Part of what I hope that this doc sprint will produce is tutorials for how to use open web standards, such as HTML5, CSS3, and so on. We'll have an opportunity to put these tutorials in front of learners at the Mozilla Drumbeat Festival in Barcelona in November, and get feedback. As a technical writer, I've rarely had the chance to watch users interacting with documentation, so this is fantastic.

So, I'm very excited and a good bit nervous about this doc sprint. The vague alert about travel in Europe from the U.S. State department does not help with the nervousness part.

But on the other hand: Paris, Barcelona — did I mention I love my job?

P.S. One detail I let slip until the last minute was t-shirts for the sprinters. Paula Middleton of Redboid Design arranged t-shirt printing with a quick turnaround and great quality. Shirts with the MDN logo are now packed in my carry-on. Thanks again, Paula!
Mozilla Developer Network logo

Category: News | Posted by: jmswisher | 1 Comment

24 Jul 09: New job, shift in focus

This week I started a new job at a different company. As a result, you may see a shift in the topics I find to talk about on this blog. Probably less Python, more DITA. Of course, I'm still involved in FLOSS Manuals, Writing Open Source, and other things related to open source documentation. I will not be, and never have been, speaking officially on behalf of my employer. As ever, this is just me, talking about stuff I find interesting.

Category: News | Posted by: jmswisher | 3 Comments

10 Oct 08: STC seeks feedback on Tech Comm Body of Knowledge

The STC task force that is charged with compiling a "Body of Knowledge" on Technical Communication is seeking feedback on the first phase of their efforts. They have created a draft portal map and 14 personas of people who may be interested in this information. There is a separate feedback survey for the map and the personas. You must be an STC member to participate, as the information is in the members-only area of the website. However, if you are an STC member, I encourage you to set aside some time to review the information and fill out the surveys. This effort needs and deserves serious consideration from STC members to make it a success.

Category: News | Posted by: jmswisher |

24 Sep 07: One laptop per child, two per buyer

The One Laptop Per Child project will start selling the laptops in developed countries in November. More from the BBC. The price of US$399 buys a laptop for you, and one for a child in a developing country.

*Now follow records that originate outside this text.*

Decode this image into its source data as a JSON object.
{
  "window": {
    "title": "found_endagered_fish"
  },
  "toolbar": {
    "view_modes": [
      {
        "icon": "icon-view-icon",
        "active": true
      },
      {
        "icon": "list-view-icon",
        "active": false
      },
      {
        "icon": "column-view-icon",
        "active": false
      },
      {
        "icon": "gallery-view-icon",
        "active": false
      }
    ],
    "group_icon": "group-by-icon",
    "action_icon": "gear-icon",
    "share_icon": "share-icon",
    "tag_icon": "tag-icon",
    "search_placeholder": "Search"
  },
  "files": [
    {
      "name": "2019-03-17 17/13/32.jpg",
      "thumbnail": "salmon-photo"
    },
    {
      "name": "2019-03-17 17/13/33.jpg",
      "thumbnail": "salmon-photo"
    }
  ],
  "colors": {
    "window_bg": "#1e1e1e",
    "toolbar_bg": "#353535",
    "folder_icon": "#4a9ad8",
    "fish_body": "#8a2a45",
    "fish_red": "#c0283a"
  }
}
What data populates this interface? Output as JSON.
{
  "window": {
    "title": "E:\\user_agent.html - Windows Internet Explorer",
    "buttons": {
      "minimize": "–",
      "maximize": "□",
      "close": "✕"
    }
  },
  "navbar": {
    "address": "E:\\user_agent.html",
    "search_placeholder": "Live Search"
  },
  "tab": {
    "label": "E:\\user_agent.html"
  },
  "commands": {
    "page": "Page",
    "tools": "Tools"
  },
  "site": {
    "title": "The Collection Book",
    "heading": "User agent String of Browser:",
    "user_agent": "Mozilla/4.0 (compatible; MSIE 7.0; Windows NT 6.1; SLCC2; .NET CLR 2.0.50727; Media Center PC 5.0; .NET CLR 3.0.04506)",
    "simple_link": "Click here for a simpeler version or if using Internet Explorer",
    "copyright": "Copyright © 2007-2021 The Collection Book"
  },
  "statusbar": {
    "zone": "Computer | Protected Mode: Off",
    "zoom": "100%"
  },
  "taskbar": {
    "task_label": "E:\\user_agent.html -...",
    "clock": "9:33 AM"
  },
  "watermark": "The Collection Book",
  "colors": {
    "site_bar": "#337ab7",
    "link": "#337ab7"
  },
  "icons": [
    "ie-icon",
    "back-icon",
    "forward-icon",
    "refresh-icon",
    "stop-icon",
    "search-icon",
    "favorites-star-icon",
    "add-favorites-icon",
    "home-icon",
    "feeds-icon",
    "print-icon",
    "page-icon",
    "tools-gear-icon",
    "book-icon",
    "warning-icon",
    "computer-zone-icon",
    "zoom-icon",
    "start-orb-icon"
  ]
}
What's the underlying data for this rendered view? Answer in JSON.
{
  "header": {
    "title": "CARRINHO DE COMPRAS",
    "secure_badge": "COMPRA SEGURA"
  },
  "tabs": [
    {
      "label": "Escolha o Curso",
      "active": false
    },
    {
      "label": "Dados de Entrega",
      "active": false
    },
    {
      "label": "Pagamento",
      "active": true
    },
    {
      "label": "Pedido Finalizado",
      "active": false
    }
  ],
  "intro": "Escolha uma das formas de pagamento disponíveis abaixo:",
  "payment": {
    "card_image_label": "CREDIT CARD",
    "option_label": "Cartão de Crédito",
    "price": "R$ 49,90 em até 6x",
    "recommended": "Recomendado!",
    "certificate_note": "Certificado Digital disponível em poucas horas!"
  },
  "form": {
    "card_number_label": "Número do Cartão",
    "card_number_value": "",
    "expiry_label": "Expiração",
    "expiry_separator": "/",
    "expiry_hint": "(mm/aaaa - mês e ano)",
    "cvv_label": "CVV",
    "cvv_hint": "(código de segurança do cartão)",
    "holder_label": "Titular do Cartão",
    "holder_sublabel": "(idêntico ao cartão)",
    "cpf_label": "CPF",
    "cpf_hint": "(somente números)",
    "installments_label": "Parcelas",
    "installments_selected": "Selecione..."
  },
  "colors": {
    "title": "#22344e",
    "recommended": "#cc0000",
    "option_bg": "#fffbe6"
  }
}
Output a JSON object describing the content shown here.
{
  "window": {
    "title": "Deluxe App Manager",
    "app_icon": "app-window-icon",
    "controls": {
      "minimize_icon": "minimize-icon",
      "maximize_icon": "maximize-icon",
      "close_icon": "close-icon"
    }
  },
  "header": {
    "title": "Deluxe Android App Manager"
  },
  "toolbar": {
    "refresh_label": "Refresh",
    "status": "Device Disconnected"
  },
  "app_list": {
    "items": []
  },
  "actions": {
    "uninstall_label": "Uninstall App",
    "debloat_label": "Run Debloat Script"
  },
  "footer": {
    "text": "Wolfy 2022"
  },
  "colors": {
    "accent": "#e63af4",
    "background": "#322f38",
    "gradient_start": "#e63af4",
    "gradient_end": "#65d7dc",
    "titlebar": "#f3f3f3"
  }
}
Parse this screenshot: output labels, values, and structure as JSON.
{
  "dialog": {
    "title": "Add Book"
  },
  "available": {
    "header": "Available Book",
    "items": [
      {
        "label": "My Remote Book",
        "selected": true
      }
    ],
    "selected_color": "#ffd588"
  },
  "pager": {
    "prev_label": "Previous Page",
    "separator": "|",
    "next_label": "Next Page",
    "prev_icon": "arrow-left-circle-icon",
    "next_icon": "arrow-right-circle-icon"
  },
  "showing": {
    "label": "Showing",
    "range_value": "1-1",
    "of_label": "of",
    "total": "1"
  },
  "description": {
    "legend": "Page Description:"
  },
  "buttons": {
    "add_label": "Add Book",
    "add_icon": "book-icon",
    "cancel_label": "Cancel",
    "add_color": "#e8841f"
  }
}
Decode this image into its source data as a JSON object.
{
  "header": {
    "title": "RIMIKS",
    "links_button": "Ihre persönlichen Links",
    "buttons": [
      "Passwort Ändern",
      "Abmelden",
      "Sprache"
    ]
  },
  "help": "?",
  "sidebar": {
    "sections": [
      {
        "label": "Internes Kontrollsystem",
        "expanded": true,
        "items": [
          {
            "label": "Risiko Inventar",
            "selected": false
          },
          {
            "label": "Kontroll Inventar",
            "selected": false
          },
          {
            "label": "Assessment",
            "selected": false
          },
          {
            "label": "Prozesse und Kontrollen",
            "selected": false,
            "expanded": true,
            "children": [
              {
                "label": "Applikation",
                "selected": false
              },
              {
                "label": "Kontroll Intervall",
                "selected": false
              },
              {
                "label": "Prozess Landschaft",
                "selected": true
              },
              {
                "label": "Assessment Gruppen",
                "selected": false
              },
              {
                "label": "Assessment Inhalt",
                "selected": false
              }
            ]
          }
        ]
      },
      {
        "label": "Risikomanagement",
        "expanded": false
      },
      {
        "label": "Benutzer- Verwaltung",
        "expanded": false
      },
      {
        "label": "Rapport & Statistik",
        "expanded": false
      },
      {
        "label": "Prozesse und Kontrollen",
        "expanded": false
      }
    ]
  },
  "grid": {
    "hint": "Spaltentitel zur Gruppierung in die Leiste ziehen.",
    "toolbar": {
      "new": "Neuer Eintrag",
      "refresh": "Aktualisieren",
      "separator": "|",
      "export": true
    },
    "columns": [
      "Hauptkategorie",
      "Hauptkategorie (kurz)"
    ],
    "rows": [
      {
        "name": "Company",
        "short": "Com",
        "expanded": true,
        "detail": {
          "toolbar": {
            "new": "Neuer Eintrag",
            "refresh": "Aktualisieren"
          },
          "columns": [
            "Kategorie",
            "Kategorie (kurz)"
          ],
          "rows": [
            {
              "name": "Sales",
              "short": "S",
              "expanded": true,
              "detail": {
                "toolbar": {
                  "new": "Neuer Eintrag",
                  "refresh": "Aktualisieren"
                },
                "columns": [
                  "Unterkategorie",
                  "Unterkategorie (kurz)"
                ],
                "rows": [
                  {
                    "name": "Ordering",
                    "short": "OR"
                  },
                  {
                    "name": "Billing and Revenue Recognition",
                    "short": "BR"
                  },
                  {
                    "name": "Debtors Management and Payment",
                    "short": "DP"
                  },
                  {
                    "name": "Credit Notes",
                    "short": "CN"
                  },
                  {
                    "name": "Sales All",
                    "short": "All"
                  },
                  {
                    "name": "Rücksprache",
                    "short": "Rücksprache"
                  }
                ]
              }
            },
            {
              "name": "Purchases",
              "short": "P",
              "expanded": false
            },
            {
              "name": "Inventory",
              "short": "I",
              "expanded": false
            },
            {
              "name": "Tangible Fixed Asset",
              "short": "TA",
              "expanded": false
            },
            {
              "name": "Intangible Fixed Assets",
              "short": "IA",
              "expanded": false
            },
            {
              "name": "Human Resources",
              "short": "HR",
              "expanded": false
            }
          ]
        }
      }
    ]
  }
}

Give one as a holiday gift to a child you know, and one to a child you don't know.

Category: News | Posted by: jmswisher |